What questions should you be asking your clients to determine investment suitability? Thankfully, the Canadian Securities Administrators have recently addressed this very issue through the new client-focused reforms (CFRs), which focus on advisors’ and portfolio managers’ regulatory obligations to clients.

The CFRs have now expanded the concept of risk (now referred to as the client’s “risk profile”), which includes considerations of both the client’s risk tolerance and the new concept of “risk capacity.” While the CFRs were drafted before Covid, the introduction of risk capacity is a particularly timely change in the wake of the pandemic.

This is because risk capacity is the objective measure of the amount of risk that clients can take based on their current personal and financial circumstances. This is in contrast to risk tolerance, which is simply the client’s own assessment of how much risk they’re willing to take.

The CFRs specify that any assessment of risk capacity and, in turn, the suitability of investments, must consider the following factors:

  1. What are the client’s liquidity needs?
  2. What is the client’s investment time horizon?
  3. What is the client’s investment knowledge?
  4. What are the client’s personal circumstances?

The CFRs do not, however, expand on these factors. Instead, the advisor must determine the appropriate questions to ask, so we have developed some questions to add to your repertoire when you update your clients’ KYCs.

Example questions

Here are some specific questions that you should consider asking your clients to determine their risk capacity:

  1. What industry do you work in?
  2. How stable is your employment sector?
  3. Have you lost your job in the past because of market disruptions? If so, for how long?
  4. Are you worried you might lose your job?
  5. Do you have any existing significant financial obligations (such as outstanding loans, car payments, mortgages, spousal support, etc.)?
  6. Do you expect to incur any significant financial obligations (such as paying for a wedding, a child’s college or university education, big vacation plans, etc.)?
  7. How is your health? What about the health of your partner (if applicable)?
  8. What are the spending habits of you and your family?

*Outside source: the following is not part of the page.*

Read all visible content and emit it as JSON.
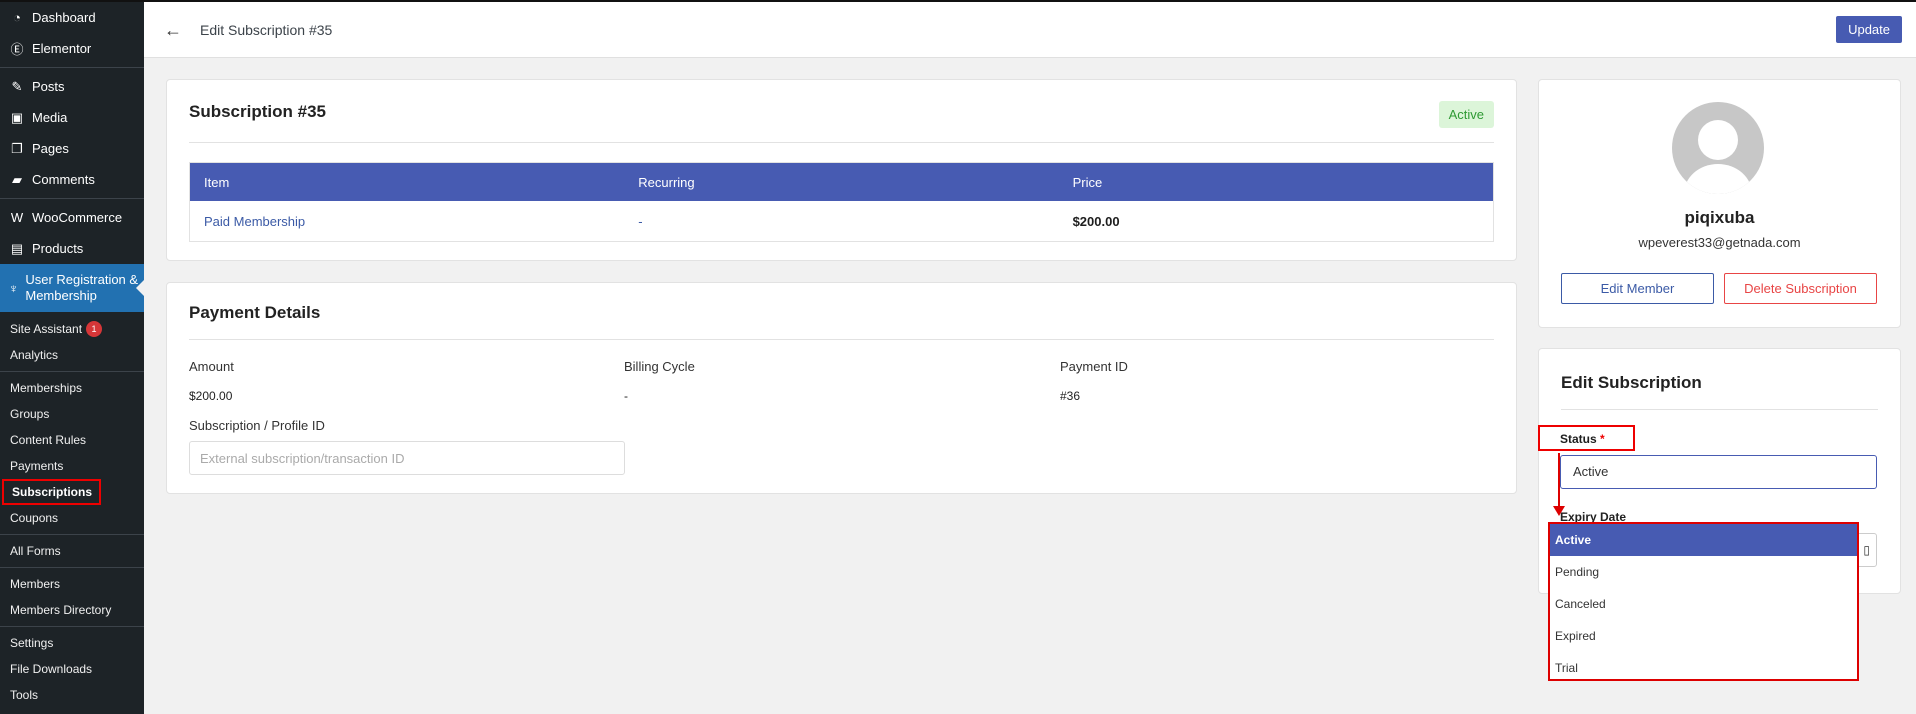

Do you support any children or grandchildren?
  9. What are your own spending habits? Have these changed since Covid, and if so, how? Do you expect them to change (again)?
  10. Do you expect to make any big purchases or have significant expenditures in the near future? If so, what are these purchases/expenditures, and how urgent are they?

The purpose of these questions is, ultimately, to allow you to determine the suitability of your clients’ investments and whether you need to make changes — especially before a second wave of the pandemic might impact the market.

A complaint from Jones can be entirely avoided if Smith takes the necessary precautions to regularly update Jones’s risk capacity and reassess the suitability of Jones’s investments. Otherwise, Smith and her firm could be left to defend a client complaint.

Don’t forget that once a client complains — even verbally — you have an obligation to immediately report the complaint to your compliance officer or department. All of the regulators and SROs (IIROC and the MFDA) define complaints broadly. If you suspect that your client is shifting blame to you for their investment losses, this should be reported to your compliance staff.

So, be proactive — while the market is performing, get those KYC updates done in a meaningful way. Ask all the questions necessary to drill down into your clients’ changes and how they might impact their risk profile, examining need for liquidity and time horizon in a real way. If your client pushes back and doesn’t want to reduce their risk profile even when your assessment finds it necessary, you will need to think long and hard about how this could come back to bite you with a client complaint.